The Lord has put many here in every generation to educate and remind us that the earth — all its natural resources and fish and beasts and birds — is not ours to use/abuse at will. It, too, is finite and must be protected for coming generations from the terrible threats we battle from earlier generations and which we presently pose — not only cataclysms of extinctions, pollutions, deforestations, erosions, forced climate changes (and tectonic plate shifts), but from bombs and the second death they bring — earth/water/air poisoning. Death is death, whether immediate or slow.
The Pope says it better in Laudato Si’, but I’ve said it in the short version, and even the link above this line is an abbreviated view of the document (we might jump in deeper on its whole Chapter 6).
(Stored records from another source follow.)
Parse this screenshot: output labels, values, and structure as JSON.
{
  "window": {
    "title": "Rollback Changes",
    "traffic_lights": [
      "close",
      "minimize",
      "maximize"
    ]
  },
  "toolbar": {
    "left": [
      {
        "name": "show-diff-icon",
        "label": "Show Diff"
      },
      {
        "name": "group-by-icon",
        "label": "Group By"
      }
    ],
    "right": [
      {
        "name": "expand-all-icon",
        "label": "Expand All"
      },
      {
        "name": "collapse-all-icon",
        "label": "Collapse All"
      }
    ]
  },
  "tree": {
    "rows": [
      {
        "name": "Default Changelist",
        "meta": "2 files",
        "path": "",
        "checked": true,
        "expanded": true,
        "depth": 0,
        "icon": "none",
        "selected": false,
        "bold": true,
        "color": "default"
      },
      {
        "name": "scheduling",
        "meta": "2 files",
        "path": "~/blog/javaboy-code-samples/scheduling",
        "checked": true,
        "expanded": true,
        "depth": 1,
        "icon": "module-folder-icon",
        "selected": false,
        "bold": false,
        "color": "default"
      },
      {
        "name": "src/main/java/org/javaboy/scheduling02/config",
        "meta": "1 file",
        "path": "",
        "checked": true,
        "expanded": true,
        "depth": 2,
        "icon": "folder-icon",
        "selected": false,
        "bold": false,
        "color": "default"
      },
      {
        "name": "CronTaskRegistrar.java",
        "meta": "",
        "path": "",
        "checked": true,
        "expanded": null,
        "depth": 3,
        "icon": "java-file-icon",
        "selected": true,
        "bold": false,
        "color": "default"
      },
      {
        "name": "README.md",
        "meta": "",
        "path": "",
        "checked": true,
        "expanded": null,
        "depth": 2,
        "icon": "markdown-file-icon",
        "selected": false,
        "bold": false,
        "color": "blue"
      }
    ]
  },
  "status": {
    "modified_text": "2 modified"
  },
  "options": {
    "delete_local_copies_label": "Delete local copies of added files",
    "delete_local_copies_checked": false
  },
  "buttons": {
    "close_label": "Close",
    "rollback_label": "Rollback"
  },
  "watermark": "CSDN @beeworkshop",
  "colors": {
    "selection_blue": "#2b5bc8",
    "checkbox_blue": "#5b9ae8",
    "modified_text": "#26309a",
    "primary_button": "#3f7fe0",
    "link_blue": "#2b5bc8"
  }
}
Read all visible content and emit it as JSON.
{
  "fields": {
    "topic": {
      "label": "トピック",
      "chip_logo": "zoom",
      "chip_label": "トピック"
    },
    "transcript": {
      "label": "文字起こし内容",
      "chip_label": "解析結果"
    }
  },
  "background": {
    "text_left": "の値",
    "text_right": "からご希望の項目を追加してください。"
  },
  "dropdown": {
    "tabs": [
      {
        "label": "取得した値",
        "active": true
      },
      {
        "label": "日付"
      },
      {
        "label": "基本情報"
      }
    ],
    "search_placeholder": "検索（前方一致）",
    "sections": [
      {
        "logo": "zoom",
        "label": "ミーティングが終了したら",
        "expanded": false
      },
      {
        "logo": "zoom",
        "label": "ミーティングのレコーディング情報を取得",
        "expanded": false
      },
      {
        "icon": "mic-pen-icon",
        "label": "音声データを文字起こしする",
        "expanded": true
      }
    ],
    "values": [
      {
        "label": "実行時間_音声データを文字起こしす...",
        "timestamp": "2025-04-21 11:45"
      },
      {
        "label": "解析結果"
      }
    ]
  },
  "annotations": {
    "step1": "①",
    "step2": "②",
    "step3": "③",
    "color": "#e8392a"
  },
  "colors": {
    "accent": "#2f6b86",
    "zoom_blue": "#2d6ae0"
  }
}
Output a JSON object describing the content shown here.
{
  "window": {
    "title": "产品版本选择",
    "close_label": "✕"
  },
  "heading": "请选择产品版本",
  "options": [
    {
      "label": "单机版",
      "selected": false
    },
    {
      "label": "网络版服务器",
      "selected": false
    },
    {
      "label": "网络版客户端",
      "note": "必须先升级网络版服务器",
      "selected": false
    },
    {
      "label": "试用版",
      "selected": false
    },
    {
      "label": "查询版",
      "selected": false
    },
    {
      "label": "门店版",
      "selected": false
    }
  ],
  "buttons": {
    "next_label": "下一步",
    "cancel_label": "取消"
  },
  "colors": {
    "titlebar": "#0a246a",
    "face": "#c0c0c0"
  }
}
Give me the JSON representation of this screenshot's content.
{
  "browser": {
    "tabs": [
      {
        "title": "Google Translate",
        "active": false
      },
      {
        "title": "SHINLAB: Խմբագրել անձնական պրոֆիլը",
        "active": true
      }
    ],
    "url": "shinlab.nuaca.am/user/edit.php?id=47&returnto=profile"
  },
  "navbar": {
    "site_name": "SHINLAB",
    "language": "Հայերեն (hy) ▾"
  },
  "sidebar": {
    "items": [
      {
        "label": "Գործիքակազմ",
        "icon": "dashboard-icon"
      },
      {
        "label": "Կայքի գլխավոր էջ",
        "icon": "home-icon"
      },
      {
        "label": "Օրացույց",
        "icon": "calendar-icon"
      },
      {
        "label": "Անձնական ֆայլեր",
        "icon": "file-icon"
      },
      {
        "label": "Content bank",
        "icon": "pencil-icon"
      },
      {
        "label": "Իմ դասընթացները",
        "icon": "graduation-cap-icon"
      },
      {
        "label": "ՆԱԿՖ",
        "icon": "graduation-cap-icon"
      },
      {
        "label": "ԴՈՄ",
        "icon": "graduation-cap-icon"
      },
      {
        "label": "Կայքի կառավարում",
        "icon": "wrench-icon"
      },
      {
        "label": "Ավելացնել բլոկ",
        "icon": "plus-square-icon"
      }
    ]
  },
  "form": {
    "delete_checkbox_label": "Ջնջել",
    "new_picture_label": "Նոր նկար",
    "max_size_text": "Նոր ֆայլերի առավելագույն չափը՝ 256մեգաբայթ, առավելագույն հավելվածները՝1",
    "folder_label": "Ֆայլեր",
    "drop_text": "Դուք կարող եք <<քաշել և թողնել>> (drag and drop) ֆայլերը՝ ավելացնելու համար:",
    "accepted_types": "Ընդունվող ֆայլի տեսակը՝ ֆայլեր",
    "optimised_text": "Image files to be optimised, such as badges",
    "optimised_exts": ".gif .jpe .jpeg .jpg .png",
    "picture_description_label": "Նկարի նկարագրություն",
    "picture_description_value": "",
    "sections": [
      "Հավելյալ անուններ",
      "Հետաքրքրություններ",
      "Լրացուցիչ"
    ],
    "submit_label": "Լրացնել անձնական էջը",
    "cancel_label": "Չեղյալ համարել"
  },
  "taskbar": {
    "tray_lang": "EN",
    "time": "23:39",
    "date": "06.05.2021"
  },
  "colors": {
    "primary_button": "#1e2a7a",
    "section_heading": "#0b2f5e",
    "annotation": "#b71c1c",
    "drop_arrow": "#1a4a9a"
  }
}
Not many listen to the Pope on such matters. It is easy enough to dismiss scientists, not to even mention native inhabitants who were true, respectful, responsible kin with the earth; indeed, then, it is even easier to dismiss warnings from religious figures and to suggest they stick to their own matters. Francis’ agenda (for the first time ever in papal history, he is patron saint-named for the Seraphic Father, peacemaker, and, along with our own St. Kateri, a patron saint of ecology) in this document, though, is not Francis’ own/alone. It is part of his Mater et Magistra job in this world, to awaken, advise, counsel asap in this accelerated lessening time about something dear to God, dear to us, dear to all inhabitants present and to come. In a papal document, there’s something for everyone — hence, 42,000 words — but they are universally important words. I sincerely wish KJ-U and DJT would be the next two to read some of them.